|Dr. Bill Donovan is director of OBU’s new Volunteer Services program. Through the program, volunteers will be used anywhere extra help is needed on campus.|
Donovan Named Director of New Volunteer Services
February 25, 2011
OBU has named longtime Bison Hill supporter and alumnus Dr. Bill Donovan as director of its new Volunteer Services program. Through the service initiative, Donovan will match community volunteers' skill sets to assist in every area of the university.
In addition to coordinating volunteers into an effective and timely network, Donovan will assist in the creation of a training manual for the program, develop a list of needs on campus and communicate the opportunities to serve with potential volunteers.
Donovan has invested his career in local ministry through church staff involvement and through pioneering chaplaincy work. He has worked with hospital chaplaincy, as a chaplain with Heartland Hospice, and in prison chaplaincy. In addition to his career work, he has led previous efforts for hands-on assistance at OBU.
"Having served as a chaplain in both medical and correctional settings, I have seen how valuable volunteers are in providing ‘value added' services," Donovan said. "I know that they can bring both quality and quantity of service which cannot be paid for. Volunteers are not a substitute for, but an adjunct to, the employed staff by having the time to do the extra ‘little things' employees are unable to do because of time and work constraints."
Donovan graduated from OBU in 1955; his wife, Peggy, graduated from OBU in 1953. The couple met on Bison Hill, and Bill proposed to Peggy on the lawn in front of Shawnee Hall. They married in 1953. Following graduation, Donovan pursued a master of divinity degree. He served as pastor of Baptist churches in Oklahoma and Texas from 1947-75. The Donovans worked together through chaplaincy, volunteers and in-service staffs. Peggy also worked as a nurse.
In 1975, Donovan became senior chaplain at Oklahoma State Penitentiary in McAlester, Okla., and he completed his doctorate. His role shifted in 1983, when he became administrator of religious programs for the Department of Corrections in Oklahoma City. In 1986, he became director of institutional and business-industrial chaplaincy for the North American Mission Board in Atlanta, Ga.
Retirement brought the Donovans home to Shawnee in 1995, where they are active in First Baptist Church. They have four children, all who attended OBU: Cynthia Donovan-Wallis, ex '79; Stephen Donovan, ex '80; Rebecca Donovan-Bushong, '79; and Lori Donovan, ex '86.
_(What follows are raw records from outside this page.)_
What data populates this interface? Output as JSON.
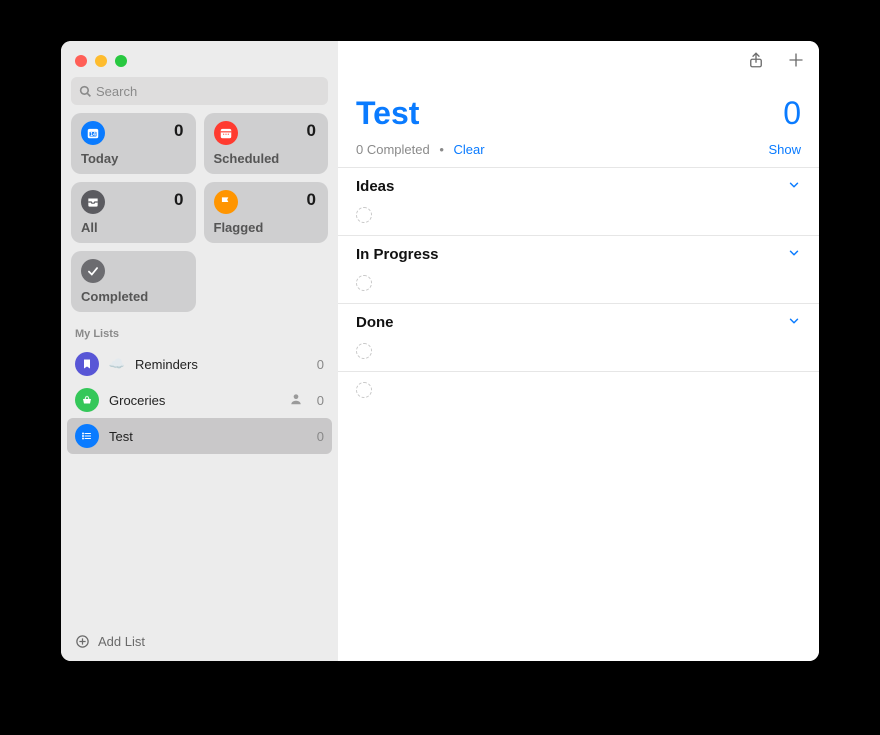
{
  "search": {
    "placeholder": "Search"
  },
  "smartCards": {
    "today": {
      "label": "Today",
      "count": "0",
      "color": "#0a7bff"
    },
    "scheduled": {
      "label": "Scheduled",
      "count": "0",
      "color": "#ff3b30"
    },
    "all": {
      "label": "All",
      "count": "0",
      "color": "#5b5b60"
    },
    "flagged": {
      "label": "Flagged",
      "count": "0",
      "color": "#ff9500"
    },
    "completed": {
      "label": "Completed",
      "color": "#6c6c70"
    }
  },
  "myListsHeader": "My Lists",
  "lists": [
    {
      "name": "Reminders",
      "count": "0",
      "color": "#5856d6",
      "icon": "bookmark",
      "cloud": true,
      "shared": false,
      "selected": false
    },
    {
      "name": "Groceries",
      "count": "0",
      "color": "#34c759",
      "icon": "basket",
      "cloud": false,
      "shared": true,
      "selected": false
    },
    {
      "name": "Test",
      "count": "0",
      "color": "#0a7bff",
      "icon": "list",
      "cloud": false,
      "shared": false,
      "selected": true
    }
  ],
  "addListLabel": "Add List",
  "main": {
    "title": "Test",
    "count": "0",
    "completedLine": "0 Completed",
    "clearLabel": "Clear",
    "showLabel": "Show",
    "sections": [
      {
        "name": "Ideas"
      },
      {
        "name": "In Progress"
      },
      {
        "name": "Done"
      }
    ]
  }
}
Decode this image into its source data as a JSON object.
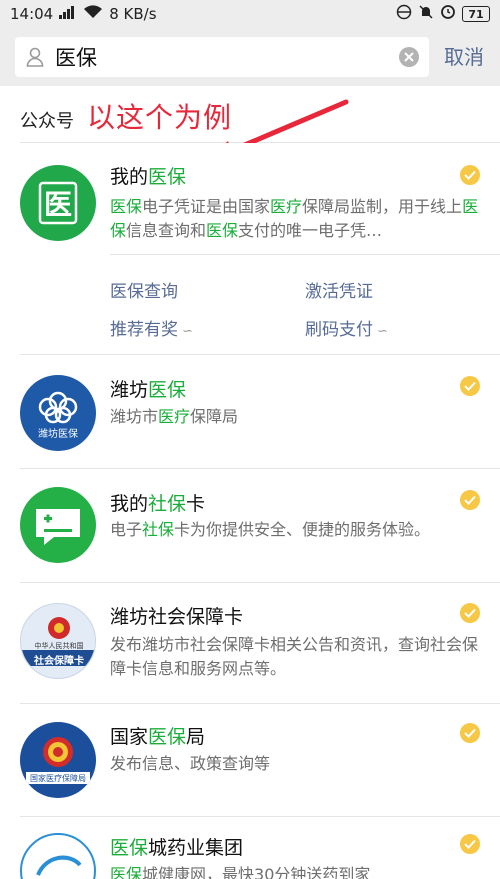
{
  "status_bar": {
    "time": "14:04",
    "signal": "ᵍˡ",
    "network_speed": "8 KB/s",
    "battery": "71"
  },
  "search": {
    "query": "医保",
    "cancel_label": "取消"
  },
  "section": {
    "label": "公众号",
    "annotation": "以这个为例"
  },
  "results": [
    {
      "title_parts": [
        "我的",
        "医保"
      ],
      "desc_parts": [
        "医保",
        "电子凭证是由国家",
        "医疗",
        "保障局监制，用于线上",
        "医保",
        "信息查询和",
        "医保",
        "支付的唯一电子凭…"
      ],
      "menu": {
        "left_top": "医保查询",
        "right_top": "激活凭证",
        "left_bottom": "推荐有奖",
        "right_bottom": "刷码支付"
      },
      "avatar_char": "医"
    },
    {
      "title_parts": [
        "潍坊",
        "医保"
      ],
      "desc_parts": [
        "潍坊市",
        "医疗",
        "保障局"
      ],
      "avatar_text": "潍坊医保"
    },
    {
      "title_parts": [
        "我的",
        "社保",
        "卡"
      ],
      "desc_parts": [
        "电子",
        "社保",
        "卡为你提供安全、便捷的服务体验。"
      ]
    },
    {
      "title_parts": [
        "潍坊社会保障卡"
      ],
      "desc_parts": [
        "发布潍坊市社会保障卡相关公告和资讯，查询社会保障卡信息和服务网点等。"
      ],
      "avatar_text_top": "中华人民共和国",
      "avatar_text_bottom": "社会保障卡"
    },
    {
      "title_parts": [
        "国家",
        "医保",
        "局"
      ],
      "desc_parts": [
        "发布信息、政策查询等"
      ],
      "avatar_text": "国家医疗保障局"
    },
    {
      "title_parts": [
        "医保",
        "城药业集团"
      ],
      "desc_parts": [
        "医保",
        "城健康网，最快30分钟送药到家"
      ]
    }
  ],
  "colors": {
    "highlight": "#1aad3a",
    "link": "#576b95",
    "annotation": "#e8283a",
    "verified": "#f7c846"
  }
}
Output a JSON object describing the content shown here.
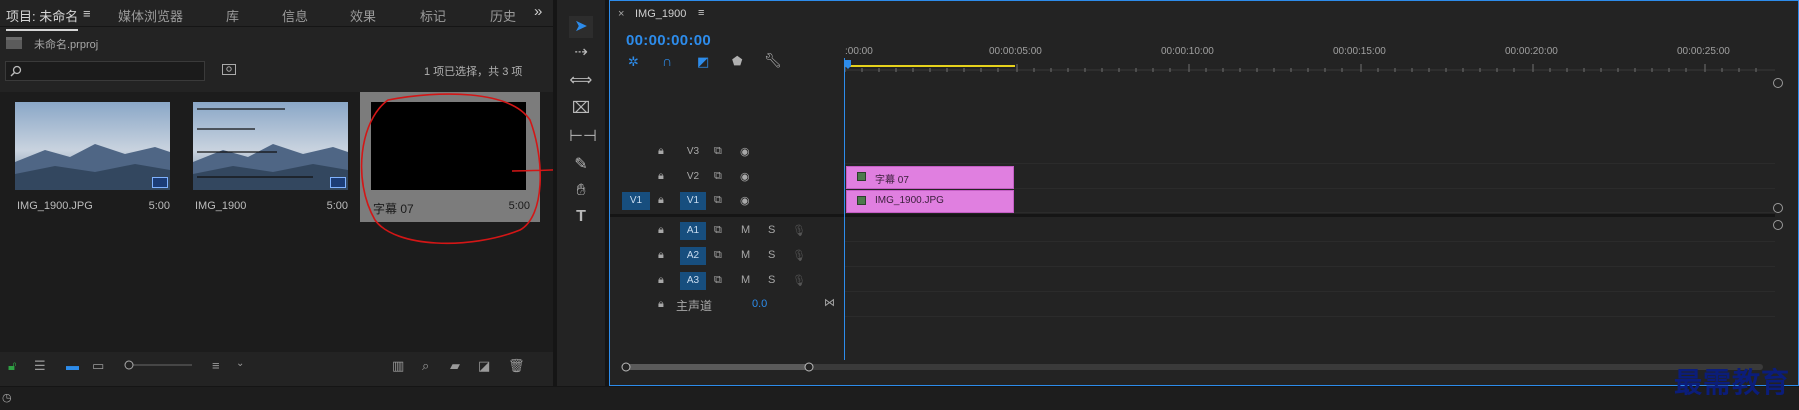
{
  "project_panel": {
    "tabs": [
      "项目: 未命名",
      "媒体浏览器",
      "库",
      "信息",
      "效果",
      "标记",
      "历史"
    ],
    "menu_icon": "≡",
    "more_icon": "»",
    "project_file": "未命名.prproj",
    "search_placeholder": "",
    "selection_status": "1 项已选择，共 3 项",
    "items": [
      {
        "name": "IMG_1900.JPG",
        "duration": "5:00"
      },
      {
        "name": "IMG_1900",
        "duration": "5:00"
      },
      {
        "name": "字幕 07",
        "duration": "5:00"
      }
    ]
  },
  "timeline": {
    "sequence_name": "IMG_1900",
    "close_icon": "×",
    "menu_icon": "≡",
    "timecode": "00:00:00:00",
    "ruler_labels": [
      ":00:00",
      "00:00:05:00",
      "00:00:10:00",
      "00:00:15:00",
      "00:00:20:00",
      "00:00:25:00"
    ],
    "video_tracks": [
      {
        "name": "V3",
        "source": ""
      },
      {
        "name": "V2",
        "source": ""
      },
      {
        "name": "V1",
        "source": "V1"
      }
    ],
    "audio_tracks": [
      {
        "name": "A1",
        "m": "M",
        "s": "S"
      },
      {
        "name": "A2",
        "m": "M",
        "s": "S"
      },
      {
        "name": "A3",
        "m": "M",
        "s": "S"
      }
    ],
    "master_label": "主声道",
    "master_value": "0.0",
    "clips": [
      {
        "track": "V2",
        "label": "字幕 07"
      },
      {
        "track": "V1",
        "label": "IMG_1900.JPG"
      }
    ],
    "accent": "#2d8ceb",
    "clip_color": "#e07fe0"
  },
  "tools": [
    "selection-tool",
    "track-select-tool",
    "ripple-edit-tool",
    "razor-tool",
    "slip-tool",
    "pen-tool",
    "hand-tool",
    "type-tool"
  ],
  "watermark": "最需教育"
}
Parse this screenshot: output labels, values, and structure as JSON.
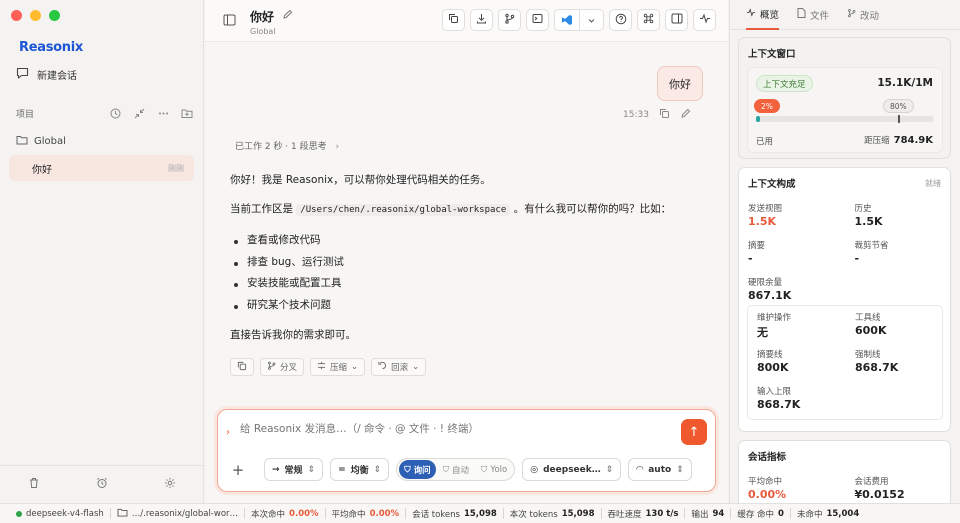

Through OBU's Volunteer Services program, volunteers will be used anywhere extra help is needed, Donovan said. Tasks might include routine office and clerical work; athletic and other special events; theater; library; maintenance; Geiger Center; landscape; and periods of heavy activity such as enrollment, graduation and Homecoming.
"They will be used wherever the need is wherever the requests are generated," he said. "The screening, orientation, training and security checks will make it possible to use them in most settings of the university. They will be much more than greeters, guides and hospitality providers."
OBU President David W. Whitlock said that shortly after OBU hosted the Baptist General Convention of Oklahoma's annual meeting in November, the university began seeking ways it could maintain the strong level of volunteer involvement that made the event possible. He said the new Volunteer Services program will allow OBU to intentionally connect with local residents who have skill sets that can help the university achieve its mission.
"As we embrace our Volunteer Services program, we will not only benefit from the expertise and experience of these volunteers," Whitlock said. "We also will create a team of OBU ambassadors who help our community know more about OBU and our mission."
OBU's mission is to transform lives by equipping students to pursue academic excellence, integrate faith with all areas of knowledge, engage a diverse world, and live worthy of the high calling of God in Christ.
Donovan said any interested person is welcome to apply to serve through the program. Volunteers approved to serve will have gone through a personal screening interview, assessment of skill level and security check, and they must affirm their agreement with the stated mission and goals of OBU. The same non-discrimination policy which applies to the hiring of OBU personnel applies to volunteers.
For more information about OBU's Volunteer Services program, contact Donovan at (405) 878-3279 or e-mail email@example.com.